*** Supplied data ***

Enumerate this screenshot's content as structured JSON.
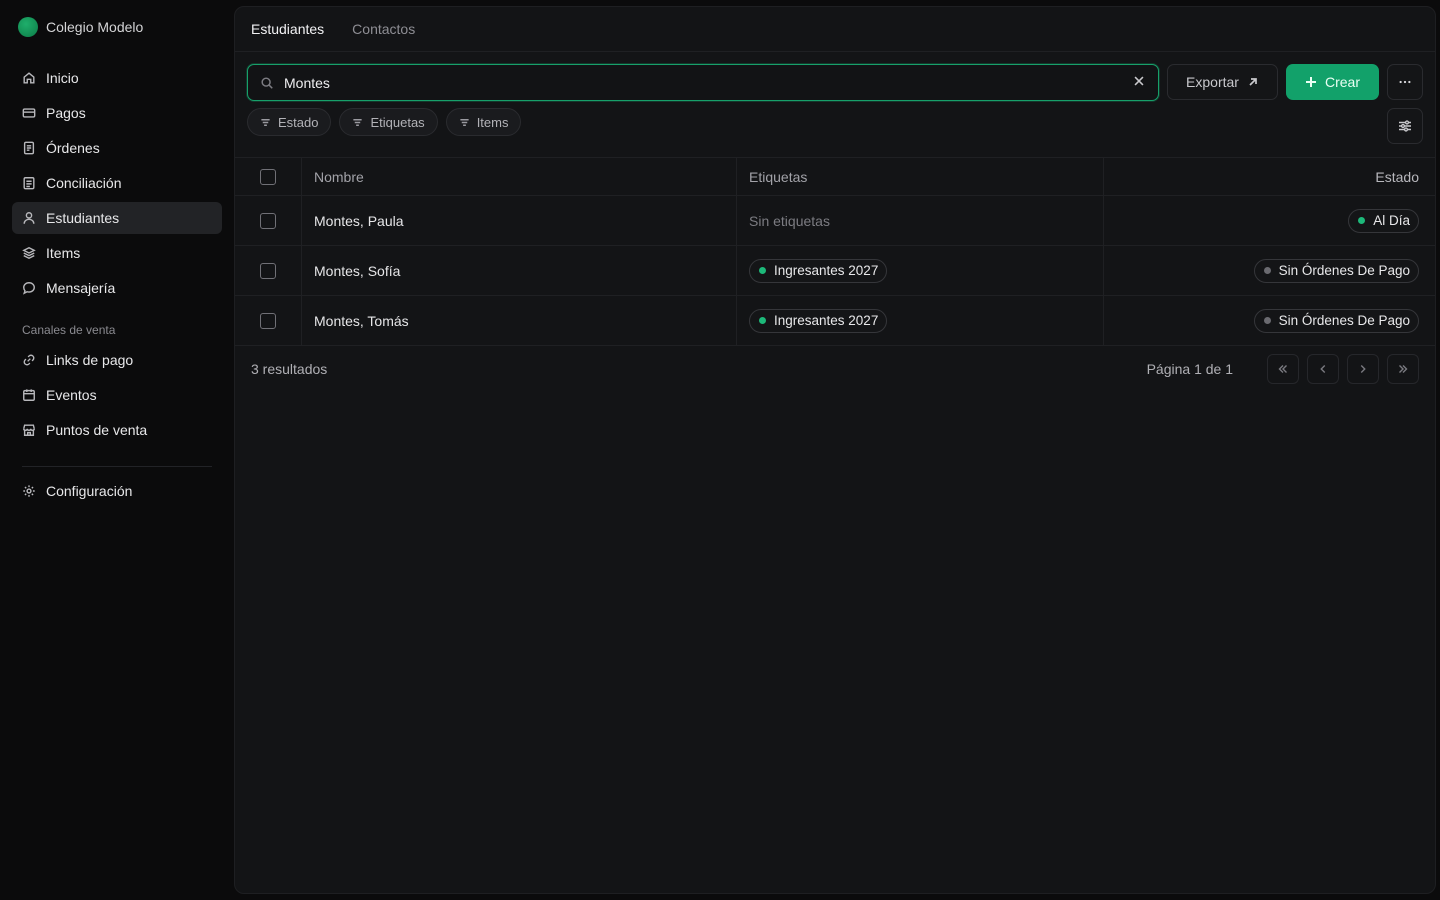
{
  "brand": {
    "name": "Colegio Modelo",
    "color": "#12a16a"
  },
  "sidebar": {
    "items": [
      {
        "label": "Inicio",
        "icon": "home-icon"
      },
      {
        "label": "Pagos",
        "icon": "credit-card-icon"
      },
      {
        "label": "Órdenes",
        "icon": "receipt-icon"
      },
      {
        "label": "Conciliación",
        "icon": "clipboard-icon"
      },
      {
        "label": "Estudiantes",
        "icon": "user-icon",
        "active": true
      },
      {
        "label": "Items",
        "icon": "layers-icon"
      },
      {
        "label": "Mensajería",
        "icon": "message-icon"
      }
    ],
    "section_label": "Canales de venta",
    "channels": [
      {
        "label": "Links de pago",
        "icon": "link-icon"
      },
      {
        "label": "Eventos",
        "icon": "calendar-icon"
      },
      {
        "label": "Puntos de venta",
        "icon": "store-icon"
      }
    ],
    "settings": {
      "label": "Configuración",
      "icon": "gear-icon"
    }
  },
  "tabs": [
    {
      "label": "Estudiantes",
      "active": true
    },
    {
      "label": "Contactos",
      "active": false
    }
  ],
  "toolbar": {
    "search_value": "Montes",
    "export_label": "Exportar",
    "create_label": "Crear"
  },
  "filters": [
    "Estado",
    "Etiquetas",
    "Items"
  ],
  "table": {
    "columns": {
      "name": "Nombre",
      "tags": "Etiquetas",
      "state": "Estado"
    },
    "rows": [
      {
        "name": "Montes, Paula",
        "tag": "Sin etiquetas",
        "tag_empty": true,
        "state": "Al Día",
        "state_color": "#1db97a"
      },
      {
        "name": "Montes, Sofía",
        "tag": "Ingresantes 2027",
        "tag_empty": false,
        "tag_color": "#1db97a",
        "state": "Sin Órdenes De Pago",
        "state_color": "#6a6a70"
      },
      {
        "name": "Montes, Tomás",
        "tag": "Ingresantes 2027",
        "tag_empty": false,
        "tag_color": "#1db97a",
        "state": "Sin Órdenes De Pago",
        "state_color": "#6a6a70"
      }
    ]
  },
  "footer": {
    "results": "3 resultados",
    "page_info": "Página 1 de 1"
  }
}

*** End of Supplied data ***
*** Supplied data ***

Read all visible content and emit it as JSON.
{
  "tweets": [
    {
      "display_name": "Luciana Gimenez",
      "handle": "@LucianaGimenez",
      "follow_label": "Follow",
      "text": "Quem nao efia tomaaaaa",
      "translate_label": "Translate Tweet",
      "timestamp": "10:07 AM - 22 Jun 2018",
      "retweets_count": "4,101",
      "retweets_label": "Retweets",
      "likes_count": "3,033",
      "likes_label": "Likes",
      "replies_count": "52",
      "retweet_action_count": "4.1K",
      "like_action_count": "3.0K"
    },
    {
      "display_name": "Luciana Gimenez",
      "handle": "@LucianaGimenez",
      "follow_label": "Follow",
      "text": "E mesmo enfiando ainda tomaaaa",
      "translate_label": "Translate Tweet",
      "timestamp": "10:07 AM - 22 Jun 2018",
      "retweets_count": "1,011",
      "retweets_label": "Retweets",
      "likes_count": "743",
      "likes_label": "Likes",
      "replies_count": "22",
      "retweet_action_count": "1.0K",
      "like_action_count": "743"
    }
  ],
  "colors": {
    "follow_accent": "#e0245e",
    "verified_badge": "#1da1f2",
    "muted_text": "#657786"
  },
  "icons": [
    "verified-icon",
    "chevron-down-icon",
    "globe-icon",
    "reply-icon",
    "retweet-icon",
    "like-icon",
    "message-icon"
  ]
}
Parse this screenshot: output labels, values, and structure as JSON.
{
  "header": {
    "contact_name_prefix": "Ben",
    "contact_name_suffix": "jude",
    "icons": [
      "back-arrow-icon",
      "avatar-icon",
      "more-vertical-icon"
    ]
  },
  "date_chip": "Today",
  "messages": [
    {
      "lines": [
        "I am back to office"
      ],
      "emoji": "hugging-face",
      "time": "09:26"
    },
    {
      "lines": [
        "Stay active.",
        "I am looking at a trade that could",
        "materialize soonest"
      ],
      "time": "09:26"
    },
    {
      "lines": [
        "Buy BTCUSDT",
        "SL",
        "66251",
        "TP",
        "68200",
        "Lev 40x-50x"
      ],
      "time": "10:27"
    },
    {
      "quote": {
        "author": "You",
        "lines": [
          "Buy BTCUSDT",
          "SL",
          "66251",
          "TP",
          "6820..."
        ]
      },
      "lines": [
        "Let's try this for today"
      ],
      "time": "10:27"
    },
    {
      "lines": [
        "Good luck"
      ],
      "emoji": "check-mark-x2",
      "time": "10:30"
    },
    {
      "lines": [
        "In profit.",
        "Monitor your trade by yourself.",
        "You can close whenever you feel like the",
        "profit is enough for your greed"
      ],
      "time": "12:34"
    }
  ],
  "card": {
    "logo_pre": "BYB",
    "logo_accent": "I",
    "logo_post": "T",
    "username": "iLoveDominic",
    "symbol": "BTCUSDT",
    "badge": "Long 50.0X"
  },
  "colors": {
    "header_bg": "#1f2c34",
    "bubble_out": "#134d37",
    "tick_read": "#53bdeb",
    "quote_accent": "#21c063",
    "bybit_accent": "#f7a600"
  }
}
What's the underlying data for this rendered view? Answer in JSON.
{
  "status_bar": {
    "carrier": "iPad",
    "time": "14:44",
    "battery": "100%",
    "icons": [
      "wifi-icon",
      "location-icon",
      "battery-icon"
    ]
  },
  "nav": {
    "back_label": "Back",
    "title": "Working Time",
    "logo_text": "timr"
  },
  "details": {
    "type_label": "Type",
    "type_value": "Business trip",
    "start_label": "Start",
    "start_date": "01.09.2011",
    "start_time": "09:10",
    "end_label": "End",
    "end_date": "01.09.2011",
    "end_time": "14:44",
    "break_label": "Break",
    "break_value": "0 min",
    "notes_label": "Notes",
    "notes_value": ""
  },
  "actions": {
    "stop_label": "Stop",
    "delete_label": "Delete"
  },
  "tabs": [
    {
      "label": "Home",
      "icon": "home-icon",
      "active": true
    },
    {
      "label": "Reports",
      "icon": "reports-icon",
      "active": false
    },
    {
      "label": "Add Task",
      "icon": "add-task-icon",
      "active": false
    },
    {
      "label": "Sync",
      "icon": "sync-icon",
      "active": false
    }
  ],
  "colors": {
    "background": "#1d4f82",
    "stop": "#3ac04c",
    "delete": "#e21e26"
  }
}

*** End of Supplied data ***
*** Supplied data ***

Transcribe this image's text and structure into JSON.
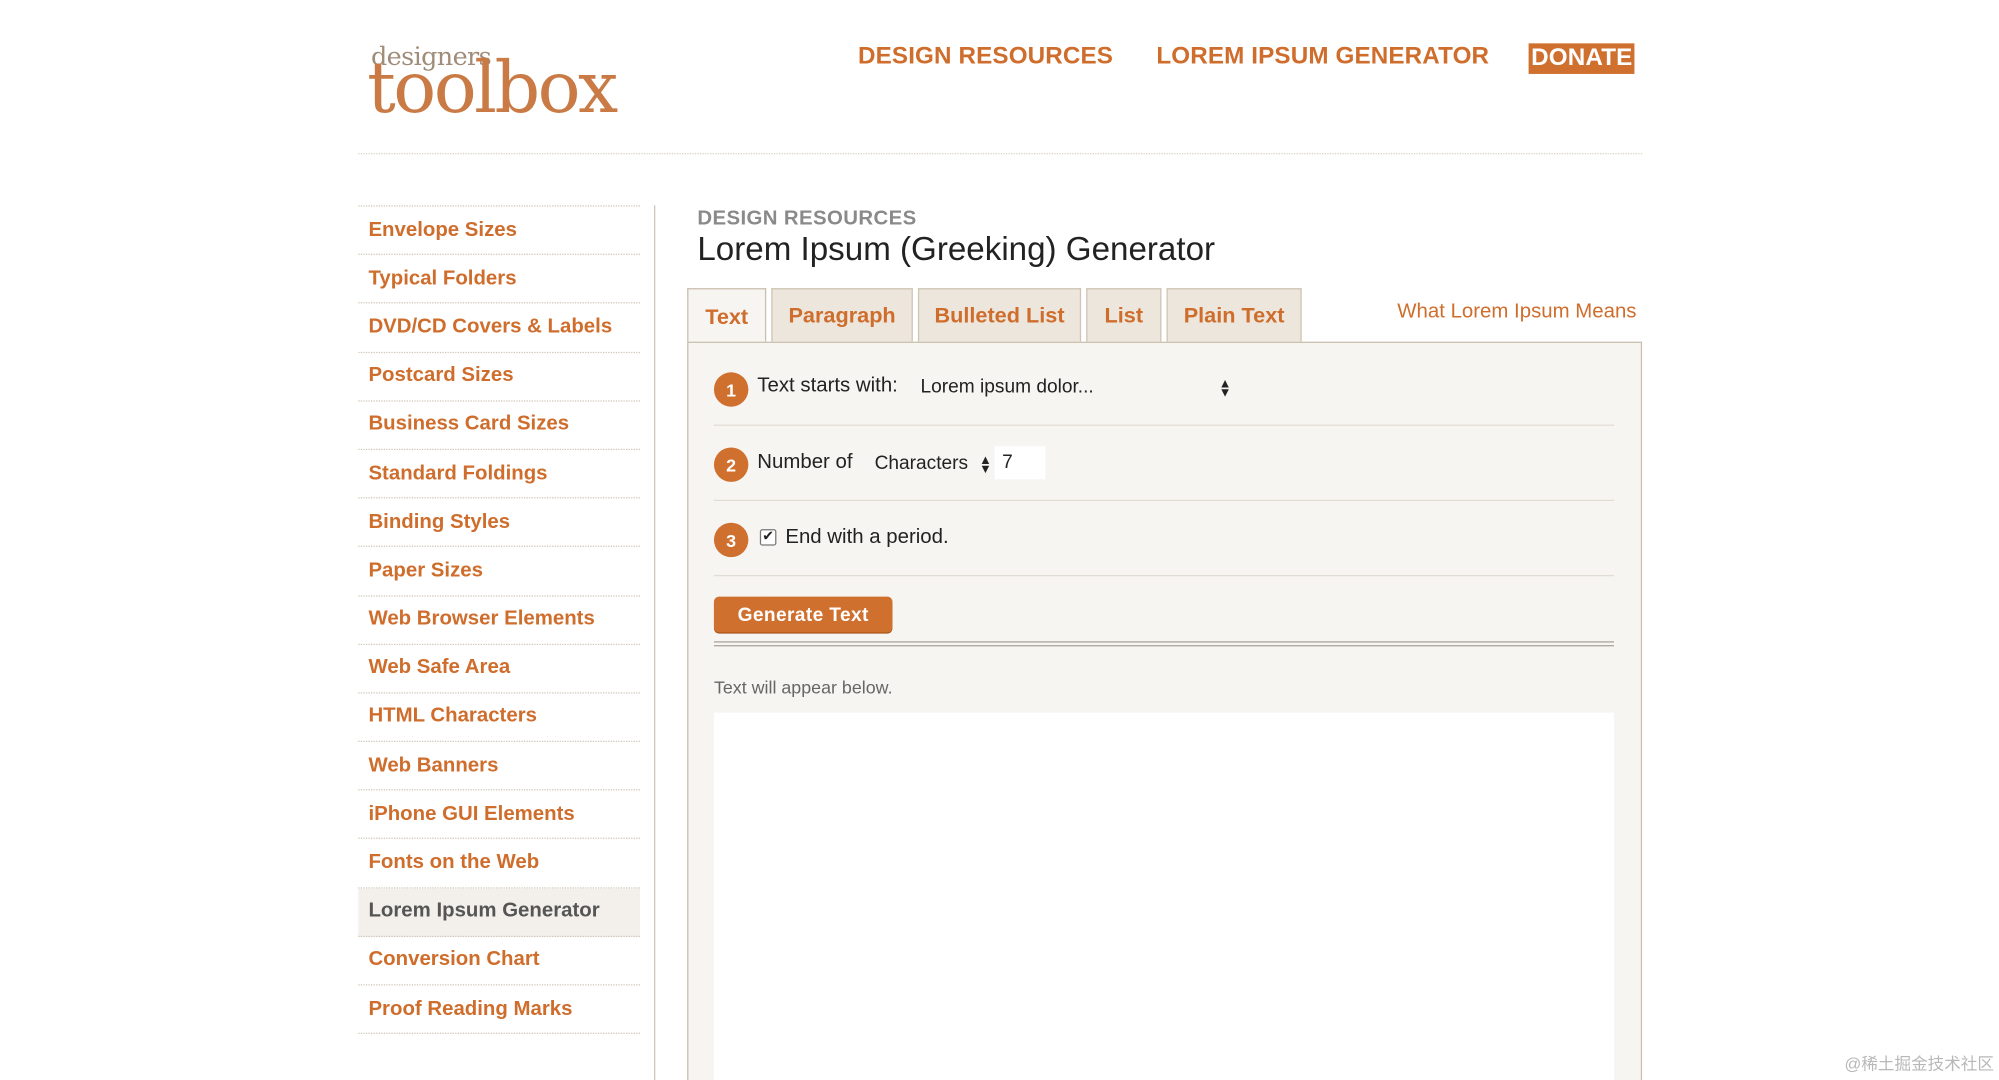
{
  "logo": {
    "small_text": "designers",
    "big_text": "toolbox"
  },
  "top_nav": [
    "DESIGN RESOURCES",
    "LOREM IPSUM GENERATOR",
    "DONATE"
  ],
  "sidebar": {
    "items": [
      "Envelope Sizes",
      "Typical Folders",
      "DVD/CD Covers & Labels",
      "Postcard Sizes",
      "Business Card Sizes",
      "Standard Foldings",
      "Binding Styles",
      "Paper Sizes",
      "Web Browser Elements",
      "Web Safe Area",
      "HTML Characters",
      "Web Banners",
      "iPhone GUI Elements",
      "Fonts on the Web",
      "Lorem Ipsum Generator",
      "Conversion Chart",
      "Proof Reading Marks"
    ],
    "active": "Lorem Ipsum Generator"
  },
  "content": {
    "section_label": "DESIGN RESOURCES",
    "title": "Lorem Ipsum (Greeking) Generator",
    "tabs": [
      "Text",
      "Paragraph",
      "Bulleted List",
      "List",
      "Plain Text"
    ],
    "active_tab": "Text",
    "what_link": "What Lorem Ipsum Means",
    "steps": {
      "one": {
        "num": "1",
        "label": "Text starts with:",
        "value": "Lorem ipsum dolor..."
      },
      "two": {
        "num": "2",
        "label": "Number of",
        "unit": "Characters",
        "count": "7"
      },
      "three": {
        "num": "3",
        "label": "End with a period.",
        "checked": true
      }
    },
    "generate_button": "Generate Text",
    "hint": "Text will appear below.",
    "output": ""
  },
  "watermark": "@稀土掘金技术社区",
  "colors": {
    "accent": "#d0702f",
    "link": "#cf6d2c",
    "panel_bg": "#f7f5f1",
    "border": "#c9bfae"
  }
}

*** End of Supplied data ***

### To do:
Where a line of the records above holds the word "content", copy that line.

### Response to the task:
Enumerate this screenshot's content as structured JSON.
Read all visible content and emit it as JSON.
  "content": {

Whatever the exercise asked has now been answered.